DIGITAL DEATH

The most interesting thing about social media is that while it is designed to share work, it is a hub for artists to hide behind their screens and project negativity towards others— jealousy masked as superior knowledge. People get discouraged when their photograph doesn’t get a “like.” But what is a thumbs up on an image in comparison to physically showing your image to a friend? Numerous times I have posted photographs without response— only to later share my work in person and have the viewer awe-stricken. To be honest, an image with hundreds of likes cannot compare to a room full of people giving you encouraging feedback and constructive criticism. So while it’s important to get your work out there, it’s arguably more important to let your work live in the real world. To print it out, hold it. Hang it on a wall and share it. And in order for that to happen, you have to make work.

THIS WEEK’S FEATURED ARTIST

American Fraternity

This week we looked at the project titled “American Fraternity” by Andrew Moisey. I would like to thank him kindly for allowing me to post his work here.

The American Fraternity is a mysterious photo and ritual book that lifts the veil on America’s most influential male tradition. The text comes from a real decaying ritual manual from a prominent national fraternity. Untold numbers of American leaders have taken arcane oaths of chivalry and allegiance like the ones it contains. It is filled with dark power.”

American Fraternity

Read the Time coverage, Guardian coverage, and Insider coverage. See more of his work and purchase his book here. (No, really, purchase his book.)

THIS WEEK’S SUBMISSIONS

Kyle Daudelin

 

Jeff Dickerson

 

Dan Kendricken


Emma Kurman-Faber


Anna Latino


Daniel McCarthy


Steve Sheridan


Austin Soares

 

Jessica Voas


LAST LINKS

Lastly, here is a list of resources elaborating what we’ve mentioned during this meeting. If you missed or did not understand any references from our last meeting, please contact me. I’ll gladly add them.

Lenscratch – An online contemporary photography hub. Sign up to receive daily emails of emerging photographers work.

Art and Fear – “This is a book about making art. Ordinary art. Ordinary art means something like: all art not made by Mozart. After all, art is rarely made by Mozart-like people; essentially—statistically speaking—there aren’t any people like that. Geniuses get made once-a-century or so, yet good art gets made all the time, so to equate the making of art with the workings of genius removes this intimately human activity to a strangely unreachable and unknowable place. For all practical purposes making art can be examined in great detail without ever getting entangled in the very remote problems of genius.”
 
—-from the Introduction

Large Format View Camera Movement – Ray Larose explains the technicalities behind large format photography.

Andrew Moisey – Author of “American Fraternity.”

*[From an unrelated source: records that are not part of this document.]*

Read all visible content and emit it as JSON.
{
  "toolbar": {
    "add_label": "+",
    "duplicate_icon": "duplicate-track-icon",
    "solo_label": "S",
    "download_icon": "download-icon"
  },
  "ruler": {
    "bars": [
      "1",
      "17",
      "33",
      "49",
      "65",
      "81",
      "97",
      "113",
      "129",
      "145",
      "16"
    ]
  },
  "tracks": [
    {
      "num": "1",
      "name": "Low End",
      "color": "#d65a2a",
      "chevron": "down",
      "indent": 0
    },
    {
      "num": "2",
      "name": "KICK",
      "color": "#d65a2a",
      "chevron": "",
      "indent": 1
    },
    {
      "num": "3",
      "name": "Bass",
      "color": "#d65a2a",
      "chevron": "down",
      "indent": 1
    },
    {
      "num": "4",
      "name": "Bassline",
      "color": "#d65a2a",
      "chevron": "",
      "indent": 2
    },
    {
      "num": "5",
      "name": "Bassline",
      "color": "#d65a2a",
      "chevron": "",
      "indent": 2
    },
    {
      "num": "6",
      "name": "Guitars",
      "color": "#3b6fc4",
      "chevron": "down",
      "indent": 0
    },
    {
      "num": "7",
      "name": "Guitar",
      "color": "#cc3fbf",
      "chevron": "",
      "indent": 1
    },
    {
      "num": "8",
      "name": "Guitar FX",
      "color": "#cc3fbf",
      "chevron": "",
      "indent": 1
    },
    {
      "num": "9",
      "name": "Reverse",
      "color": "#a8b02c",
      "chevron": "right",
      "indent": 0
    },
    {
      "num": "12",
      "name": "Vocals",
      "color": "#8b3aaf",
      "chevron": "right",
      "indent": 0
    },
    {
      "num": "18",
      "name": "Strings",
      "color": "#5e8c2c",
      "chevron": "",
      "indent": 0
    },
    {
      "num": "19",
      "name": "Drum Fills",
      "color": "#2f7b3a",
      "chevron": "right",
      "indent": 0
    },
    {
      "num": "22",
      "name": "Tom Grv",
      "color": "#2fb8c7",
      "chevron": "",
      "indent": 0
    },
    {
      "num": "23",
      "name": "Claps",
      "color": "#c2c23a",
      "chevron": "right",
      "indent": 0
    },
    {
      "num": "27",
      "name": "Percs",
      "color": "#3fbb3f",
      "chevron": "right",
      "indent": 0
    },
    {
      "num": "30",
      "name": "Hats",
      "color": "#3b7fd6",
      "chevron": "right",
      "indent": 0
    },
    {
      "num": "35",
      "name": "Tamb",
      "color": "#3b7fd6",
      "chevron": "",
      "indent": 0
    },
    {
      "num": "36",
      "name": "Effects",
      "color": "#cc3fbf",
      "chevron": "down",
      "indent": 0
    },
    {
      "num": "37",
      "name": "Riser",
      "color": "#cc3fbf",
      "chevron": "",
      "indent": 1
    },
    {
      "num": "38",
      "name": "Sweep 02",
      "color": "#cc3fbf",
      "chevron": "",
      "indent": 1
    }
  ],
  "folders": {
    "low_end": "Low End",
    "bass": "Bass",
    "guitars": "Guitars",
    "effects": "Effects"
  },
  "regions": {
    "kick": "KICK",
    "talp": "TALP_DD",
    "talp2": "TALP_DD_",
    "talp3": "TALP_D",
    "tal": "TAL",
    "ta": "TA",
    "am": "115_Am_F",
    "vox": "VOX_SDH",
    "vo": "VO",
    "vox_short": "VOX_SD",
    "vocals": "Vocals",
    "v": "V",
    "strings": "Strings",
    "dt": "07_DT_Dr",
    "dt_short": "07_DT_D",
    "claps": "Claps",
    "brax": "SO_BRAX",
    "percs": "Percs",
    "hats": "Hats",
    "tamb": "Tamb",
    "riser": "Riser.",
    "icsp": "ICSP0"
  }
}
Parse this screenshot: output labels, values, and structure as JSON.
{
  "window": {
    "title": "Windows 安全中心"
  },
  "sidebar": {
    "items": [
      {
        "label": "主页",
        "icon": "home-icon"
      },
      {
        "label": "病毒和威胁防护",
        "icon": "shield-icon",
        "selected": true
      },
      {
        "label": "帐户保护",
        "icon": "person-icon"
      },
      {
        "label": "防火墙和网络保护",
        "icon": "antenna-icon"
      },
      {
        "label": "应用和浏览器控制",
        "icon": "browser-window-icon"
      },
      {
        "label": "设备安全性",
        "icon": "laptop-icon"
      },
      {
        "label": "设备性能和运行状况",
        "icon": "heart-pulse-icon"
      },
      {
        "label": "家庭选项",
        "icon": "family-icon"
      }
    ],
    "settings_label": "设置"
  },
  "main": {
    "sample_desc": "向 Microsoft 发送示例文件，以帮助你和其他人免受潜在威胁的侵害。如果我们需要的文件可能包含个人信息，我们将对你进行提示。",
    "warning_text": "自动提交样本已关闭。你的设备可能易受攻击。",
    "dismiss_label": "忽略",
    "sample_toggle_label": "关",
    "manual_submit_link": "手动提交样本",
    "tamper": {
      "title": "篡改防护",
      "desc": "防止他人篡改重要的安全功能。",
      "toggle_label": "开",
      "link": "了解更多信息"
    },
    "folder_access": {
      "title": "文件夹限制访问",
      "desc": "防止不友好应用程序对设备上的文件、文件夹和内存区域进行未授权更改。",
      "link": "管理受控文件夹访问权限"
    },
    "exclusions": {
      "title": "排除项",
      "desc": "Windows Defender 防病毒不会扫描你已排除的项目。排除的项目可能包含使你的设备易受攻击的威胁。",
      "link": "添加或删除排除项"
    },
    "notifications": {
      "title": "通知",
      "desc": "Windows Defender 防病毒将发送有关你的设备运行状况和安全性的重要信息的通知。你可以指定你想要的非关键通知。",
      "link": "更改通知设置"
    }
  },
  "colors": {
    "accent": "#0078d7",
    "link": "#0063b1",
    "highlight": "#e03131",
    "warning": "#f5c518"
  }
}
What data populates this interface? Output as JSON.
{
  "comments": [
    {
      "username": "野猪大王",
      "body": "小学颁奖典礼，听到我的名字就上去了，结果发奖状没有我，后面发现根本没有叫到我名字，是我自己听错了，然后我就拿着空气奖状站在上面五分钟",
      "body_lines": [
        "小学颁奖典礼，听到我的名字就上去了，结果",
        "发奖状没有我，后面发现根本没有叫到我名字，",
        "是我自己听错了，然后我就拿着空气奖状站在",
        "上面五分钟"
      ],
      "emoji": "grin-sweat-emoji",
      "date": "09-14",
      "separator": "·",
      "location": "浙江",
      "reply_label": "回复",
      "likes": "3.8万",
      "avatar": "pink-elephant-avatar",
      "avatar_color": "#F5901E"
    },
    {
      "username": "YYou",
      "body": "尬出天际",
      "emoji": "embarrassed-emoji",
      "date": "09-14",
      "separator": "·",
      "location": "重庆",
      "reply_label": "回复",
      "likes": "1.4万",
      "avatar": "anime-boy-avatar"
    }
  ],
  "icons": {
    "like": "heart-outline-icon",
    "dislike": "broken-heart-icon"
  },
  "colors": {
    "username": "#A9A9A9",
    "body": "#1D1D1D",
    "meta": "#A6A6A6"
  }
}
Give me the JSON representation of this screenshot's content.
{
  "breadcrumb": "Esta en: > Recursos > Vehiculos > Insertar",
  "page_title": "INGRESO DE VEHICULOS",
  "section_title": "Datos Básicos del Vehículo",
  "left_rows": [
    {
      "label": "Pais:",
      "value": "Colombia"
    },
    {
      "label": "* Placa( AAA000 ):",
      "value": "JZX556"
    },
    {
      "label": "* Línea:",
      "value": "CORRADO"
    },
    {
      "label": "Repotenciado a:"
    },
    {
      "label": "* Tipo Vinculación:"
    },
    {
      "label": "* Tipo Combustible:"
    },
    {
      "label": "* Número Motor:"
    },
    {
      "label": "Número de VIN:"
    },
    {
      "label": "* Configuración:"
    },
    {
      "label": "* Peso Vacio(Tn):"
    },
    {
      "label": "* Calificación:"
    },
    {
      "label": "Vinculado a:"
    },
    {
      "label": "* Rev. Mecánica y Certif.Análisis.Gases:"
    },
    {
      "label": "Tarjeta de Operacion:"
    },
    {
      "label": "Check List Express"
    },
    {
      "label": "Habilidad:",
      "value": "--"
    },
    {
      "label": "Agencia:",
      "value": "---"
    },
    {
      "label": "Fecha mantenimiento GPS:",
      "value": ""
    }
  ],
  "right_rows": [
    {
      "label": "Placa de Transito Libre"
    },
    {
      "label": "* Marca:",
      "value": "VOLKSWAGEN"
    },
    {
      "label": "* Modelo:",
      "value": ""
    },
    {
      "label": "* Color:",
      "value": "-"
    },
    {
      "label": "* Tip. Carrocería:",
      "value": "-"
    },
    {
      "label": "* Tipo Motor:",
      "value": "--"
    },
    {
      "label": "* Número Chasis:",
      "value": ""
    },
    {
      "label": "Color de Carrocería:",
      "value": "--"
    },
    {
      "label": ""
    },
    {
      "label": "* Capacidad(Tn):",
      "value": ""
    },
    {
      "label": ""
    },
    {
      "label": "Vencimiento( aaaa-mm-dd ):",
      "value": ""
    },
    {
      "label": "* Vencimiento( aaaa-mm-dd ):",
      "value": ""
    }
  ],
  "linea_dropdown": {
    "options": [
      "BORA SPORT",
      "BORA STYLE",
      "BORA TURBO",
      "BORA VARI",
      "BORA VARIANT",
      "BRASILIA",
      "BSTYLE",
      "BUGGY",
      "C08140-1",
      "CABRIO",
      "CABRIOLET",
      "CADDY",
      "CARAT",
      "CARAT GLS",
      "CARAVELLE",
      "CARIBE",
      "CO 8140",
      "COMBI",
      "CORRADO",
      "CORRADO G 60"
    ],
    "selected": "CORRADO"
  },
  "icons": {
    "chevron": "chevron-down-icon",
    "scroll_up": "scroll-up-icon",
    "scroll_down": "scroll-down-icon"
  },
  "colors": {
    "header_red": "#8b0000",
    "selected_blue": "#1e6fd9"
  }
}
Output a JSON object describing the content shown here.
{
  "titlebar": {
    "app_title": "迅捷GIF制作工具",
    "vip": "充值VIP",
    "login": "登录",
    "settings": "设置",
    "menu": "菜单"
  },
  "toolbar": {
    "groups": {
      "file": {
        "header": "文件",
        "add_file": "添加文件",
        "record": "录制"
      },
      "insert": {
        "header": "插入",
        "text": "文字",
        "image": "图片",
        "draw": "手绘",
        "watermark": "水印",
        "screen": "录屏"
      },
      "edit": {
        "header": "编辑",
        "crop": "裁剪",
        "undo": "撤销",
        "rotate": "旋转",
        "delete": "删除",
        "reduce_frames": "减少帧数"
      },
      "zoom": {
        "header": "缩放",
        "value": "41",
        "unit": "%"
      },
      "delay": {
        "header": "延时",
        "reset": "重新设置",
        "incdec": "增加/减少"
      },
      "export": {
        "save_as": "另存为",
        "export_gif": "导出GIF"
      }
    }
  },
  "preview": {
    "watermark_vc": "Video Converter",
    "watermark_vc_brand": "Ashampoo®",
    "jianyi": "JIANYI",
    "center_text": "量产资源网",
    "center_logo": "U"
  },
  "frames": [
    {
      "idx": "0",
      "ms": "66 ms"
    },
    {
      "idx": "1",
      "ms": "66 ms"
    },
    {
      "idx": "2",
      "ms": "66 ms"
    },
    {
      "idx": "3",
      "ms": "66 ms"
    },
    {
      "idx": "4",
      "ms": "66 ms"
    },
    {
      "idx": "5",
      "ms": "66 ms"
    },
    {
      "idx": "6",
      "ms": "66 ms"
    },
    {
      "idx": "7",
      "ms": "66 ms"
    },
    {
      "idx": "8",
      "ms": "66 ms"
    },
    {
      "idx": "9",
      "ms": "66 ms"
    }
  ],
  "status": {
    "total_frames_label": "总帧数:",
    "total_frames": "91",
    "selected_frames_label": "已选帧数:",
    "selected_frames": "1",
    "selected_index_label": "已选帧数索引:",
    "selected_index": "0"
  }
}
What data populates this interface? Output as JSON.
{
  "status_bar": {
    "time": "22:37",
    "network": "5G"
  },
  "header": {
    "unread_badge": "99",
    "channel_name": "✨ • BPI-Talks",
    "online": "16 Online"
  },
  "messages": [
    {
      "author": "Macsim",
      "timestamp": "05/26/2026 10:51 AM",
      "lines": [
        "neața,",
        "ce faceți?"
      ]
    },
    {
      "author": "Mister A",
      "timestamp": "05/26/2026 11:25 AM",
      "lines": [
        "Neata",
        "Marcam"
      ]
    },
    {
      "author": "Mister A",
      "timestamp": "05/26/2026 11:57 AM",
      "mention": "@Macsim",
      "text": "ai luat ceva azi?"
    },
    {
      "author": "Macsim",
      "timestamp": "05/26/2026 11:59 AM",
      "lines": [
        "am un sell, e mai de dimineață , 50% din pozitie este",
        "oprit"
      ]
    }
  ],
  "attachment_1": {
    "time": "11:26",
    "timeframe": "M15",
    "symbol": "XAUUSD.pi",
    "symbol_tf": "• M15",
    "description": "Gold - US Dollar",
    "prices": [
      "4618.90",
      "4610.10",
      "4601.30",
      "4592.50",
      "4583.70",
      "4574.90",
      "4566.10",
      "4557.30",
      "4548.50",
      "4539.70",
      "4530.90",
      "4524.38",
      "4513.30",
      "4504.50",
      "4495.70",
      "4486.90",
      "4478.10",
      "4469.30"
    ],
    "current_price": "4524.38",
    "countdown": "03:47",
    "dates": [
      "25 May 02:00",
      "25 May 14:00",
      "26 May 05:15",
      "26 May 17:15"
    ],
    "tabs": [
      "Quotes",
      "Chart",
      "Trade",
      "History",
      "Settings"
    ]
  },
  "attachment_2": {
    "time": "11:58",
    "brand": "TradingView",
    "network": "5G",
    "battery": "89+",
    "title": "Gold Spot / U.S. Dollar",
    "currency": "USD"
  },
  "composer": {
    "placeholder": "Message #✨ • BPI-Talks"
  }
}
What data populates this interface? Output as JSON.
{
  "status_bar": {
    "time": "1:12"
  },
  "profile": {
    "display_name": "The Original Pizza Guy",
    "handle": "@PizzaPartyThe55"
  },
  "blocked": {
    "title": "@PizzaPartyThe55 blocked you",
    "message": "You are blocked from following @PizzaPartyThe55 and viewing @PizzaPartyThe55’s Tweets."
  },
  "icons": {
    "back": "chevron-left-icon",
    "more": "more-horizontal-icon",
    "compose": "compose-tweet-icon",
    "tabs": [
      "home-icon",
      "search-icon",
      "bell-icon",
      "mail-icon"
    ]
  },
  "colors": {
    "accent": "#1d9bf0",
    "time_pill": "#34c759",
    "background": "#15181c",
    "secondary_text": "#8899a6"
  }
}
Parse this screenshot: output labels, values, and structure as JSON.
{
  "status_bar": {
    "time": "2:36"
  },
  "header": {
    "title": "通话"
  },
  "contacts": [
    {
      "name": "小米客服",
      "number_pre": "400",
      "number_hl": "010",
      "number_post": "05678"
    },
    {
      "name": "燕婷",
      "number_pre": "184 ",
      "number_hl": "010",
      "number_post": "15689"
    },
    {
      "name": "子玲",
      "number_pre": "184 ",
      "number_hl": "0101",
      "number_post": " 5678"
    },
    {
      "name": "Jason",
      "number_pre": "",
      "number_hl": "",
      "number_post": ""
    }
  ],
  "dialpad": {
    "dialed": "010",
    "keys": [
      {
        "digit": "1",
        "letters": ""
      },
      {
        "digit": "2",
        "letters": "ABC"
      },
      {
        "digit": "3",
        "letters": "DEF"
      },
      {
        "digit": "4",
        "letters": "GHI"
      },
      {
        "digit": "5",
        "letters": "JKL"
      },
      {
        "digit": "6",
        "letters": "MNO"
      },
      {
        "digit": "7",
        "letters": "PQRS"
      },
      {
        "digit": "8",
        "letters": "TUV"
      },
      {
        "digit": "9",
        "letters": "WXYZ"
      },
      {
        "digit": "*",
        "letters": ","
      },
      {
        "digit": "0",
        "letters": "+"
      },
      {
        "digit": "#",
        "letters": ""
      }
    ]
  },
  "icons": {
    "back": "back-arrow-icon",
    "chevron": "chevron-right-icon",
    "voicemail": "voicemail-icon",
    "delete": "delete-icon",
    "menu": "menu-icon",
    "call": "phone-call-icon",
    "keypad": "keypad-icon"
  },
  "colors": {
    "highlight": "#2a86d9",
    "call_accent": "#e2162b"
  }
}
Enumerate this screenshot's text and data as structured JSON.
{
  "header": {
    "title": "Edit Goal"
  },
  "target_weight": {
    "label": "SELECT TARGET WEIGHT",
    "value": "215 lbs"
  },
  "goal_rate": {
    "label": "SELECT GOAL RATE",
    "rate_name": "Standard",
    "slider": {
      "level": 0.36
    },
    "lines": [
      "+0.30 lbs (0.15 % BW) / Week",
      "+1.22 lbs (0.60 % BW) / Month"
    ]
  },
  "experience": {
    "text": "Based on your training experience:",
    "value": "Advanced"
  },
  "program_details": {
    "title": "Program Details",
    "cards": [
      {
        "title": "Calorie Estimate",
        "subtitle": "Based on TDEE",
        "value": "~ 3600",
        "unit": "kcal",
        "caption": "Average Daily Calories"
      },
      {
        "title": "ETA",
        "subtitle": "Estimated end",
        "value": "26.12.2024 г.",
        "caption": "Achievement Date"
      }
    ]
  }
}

“Fraternity.” by Alexandra Robbins – “Two real-life stories. One stunning twist. Meet Jake, a studious freshman weighing how far to go to find a brotherhood that will introduce him to lifelong friends and help conquer his social awkwardness; and Oliver, a hardworking chapter president trying to keep his misunderstood fraternity out of trouble despite multiple run-ins with the police.”